  • DBI, a database abstraction layer that handles the underlying differences between database types
  • dplyr, a library for working with data frames more effectively, especially selecting rows and columns for analysis
  • forcats, an anagram of ‘factors’, and a library for working with factor (categorical) variables
  • ggplot2, a graphical display library for making complex, attractive data visualizations
  • haven, which lets you import and export SPSS, Stata, and SAS files
  • httr, which allows you to work more easily with data pulled from web pages
  • hms, which stands for “hours, minutes, seconds” and handles time difference data
  • jsonlite, a library for handling JSON data
  • lubridate, which helps handle date functions
  • magrittr, the “pipe” (%>%)
  • modelr, which provides helpful tools for modeling (overlaps somewhat with caret)
  • purrr, which helps scaffold functional purity (and replaces the *apply group of functions)
  • readr, for importing tabular data
  • readxl, for working with Excel files
  • stringr, a library for working with strings easily
  • tibble, which corrects some problems with the data frame structure (good for complex, nested data or data with very similar column names)
  • rvest, a web-scraping tool for parsing website data
  • tidyr, a library that helps reshape data into a tidy format
  • xml2, a library for dealing with XML data (usually from the web)

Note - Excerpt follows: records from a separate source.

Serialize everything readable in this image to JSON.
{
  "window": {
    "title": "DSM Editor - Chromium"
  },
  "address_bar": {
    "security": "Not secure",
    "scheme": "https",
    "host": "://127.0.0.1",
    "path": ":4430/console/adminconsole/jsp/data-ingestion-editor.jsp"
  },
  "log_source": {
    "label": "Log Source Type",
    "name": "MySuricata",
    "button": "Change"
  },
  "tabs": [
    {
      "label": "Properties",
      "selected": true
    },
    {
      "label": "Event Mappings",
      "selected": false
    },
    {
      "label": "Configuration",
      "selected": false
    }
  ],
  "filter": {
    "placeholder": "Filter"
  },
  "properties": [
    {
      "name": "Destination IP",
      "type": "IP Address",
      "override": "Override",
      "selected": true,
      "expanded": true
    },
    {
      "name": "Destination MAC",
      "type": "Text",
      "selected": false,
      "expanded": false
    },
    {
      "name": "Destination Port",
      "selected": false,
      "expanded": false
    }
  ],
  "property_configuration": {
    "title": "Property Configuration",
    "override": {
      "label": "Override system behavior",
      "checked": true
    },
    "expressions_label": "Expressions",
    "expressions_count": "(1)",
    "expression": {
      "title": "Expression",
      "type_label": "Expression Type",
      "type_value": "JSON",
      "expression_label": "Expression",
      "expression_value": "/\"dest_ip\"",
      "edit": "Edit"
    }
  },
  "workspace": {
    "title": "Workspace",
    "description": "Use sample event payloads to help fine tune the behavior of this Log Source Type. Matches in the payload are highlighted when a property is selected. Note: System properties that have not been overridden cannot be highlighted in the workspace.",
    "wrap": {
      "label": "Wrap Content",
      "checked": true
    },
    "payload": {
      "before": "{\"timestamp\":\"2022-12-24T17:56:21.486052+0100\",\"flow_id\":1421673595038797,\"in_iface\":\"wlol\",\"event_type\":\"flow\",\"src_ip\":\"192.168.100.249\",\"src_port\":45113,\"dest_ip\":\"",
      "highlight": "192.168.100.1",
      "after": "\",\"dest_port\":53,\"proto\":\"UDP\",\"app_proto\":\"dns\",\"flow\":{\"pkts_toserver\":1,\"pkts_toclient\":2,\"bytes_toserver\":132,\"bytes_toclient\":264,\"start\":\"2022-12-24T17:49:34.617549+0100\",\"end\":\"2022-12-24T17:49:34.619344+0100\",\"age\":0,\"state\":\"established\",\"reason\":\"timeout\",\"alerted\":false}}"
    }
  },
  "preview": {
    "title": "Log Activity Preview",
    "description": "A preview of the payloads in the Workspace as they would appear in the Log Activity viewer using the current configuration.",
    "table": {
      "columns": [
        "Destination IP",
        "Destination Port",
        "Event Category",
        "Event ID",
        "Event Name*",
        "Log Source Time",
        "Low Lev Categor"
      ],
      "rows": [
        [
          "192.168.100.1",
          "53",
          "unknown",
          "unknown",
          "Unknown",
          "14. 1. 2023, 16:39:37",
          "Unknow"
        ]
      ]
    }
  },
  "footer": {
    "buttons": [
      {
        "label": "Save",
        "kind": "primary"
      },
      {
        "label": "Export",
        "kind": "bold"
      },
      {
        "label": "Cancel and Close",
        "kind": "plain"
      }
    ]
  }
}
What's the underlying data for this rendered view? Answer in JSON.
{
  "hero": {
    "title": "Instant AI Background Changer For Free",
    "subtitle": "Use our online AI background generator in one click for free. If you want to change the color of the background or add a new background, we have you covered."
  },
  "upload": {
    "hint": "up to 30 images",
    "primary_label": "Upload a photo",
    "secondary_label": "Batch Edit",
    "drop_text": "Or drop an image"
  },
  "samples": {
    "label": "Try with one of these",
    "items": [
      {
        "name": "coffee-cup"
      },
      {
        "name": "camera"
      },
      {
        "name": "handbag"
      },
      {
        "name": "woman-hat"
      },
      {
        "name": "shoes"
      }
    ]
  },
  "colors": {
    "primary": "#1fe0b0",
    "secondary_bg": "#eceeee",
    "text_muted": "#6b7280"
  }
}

You may notice that a lot of these tools overlap with other, base R tools that you already use (or other packages provided from other authors). You can certainly mix-and-match, but one of the advantages of the tidyverse is not only that all the packages share the same assumptions and conventions (less syntax to learn), but that they all try to be very explicit and make fewer dumb mistakes with your data. As an example, a tibble object (which overlaps a lot with data frames generally) won’t make “best guess column name” assumptions (like when you type mydata$a and it returns mydata$abc, since you don’t have a column ‘a’, but you do have a column ‘abc’). If you’re new to R, it’s a good idea to start with these packages. If you already have a bunch of scripts already written, and they work, there’s not necessarily a reason to go back and rewrite them using these functions. They are one possible toolset out of a nearly infinite permutation of perfectly good packages in the R ecosystem.